Task to complete: Examine the records below. Report how many of their lines contain the word "Datenträger", with no other content.

[Component data from apps and pages]
◇ ◇ ◇ ◇ ◇ ◇ ◇

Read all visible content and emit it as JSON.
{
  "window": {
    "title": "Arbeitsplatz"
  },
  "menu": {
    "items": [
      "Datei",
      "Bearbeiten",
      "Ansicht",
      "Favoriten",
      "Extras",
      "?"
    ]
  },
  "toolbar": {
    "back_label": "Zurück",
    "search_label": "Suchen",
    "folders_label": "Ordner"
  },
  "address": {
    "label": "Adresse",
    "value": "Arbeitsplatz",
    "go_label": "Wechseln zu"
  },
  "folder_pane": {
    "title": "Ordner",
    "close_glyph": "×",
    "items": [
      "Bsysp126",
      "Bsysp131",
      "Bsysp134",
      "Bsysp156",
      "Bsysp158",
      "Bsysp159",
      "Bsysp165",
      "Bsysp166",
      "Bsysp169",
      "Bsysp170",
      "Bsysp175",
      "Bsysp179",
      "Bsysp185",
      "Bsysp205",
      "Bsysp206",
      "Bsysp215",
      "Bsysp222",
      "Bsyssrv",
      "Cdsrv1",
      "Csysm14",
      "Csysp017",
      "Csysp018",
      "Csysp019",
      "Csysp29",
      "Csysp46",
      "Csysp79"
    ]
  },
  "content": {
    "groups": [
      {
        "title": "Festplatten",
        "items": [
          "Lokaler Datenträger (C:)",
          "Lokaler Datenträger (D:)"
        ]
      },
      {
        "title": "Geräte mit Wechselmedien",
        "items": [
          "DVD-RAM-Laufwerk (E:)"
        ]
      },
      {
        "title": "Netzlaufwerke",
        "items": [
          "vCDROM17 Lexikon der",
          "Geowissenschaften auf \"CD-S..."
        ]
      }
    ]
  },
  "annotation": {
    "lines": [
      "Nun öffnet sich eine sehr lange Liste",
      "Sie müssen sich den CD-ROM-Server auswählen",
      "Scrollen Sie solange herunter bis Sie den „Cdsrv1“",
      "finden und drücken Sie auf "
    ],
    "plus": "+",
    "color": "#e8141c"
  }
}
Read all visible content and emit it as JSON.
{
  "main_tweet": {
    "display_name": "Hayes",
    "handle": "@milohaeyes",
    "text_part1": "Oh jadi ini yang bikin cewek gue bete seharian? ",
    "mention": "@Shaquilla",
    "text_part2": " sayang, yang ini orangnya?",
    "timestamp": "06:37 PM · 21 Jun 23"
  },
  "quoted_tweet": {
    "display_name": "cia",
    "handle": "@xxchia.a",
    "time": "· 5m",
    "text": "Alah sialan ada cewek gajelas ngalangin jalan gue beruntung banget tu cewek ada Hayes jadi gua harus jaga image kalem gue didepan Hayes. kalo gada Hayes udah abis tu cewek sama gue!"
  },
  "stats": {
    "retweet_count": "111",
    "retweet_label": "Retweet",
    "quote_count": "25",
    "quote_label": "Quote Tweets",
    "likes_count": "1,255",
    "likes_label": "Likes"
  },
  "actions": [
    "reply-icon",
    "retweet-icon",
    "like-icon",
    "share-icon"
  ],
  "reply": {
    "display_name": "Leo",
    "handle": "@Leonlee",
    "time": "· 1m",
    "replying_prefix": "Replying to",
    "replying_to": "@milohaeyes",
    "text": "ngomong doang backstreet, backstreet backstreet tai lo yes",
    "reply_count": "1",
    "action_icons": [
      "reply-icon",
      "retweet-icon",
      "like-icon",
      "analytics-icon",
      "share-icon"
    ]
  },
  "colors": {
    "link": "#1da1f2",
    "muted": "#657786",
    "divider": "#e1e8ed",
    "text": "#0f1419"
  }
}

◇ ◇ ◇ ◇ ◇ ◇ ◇

Output: 2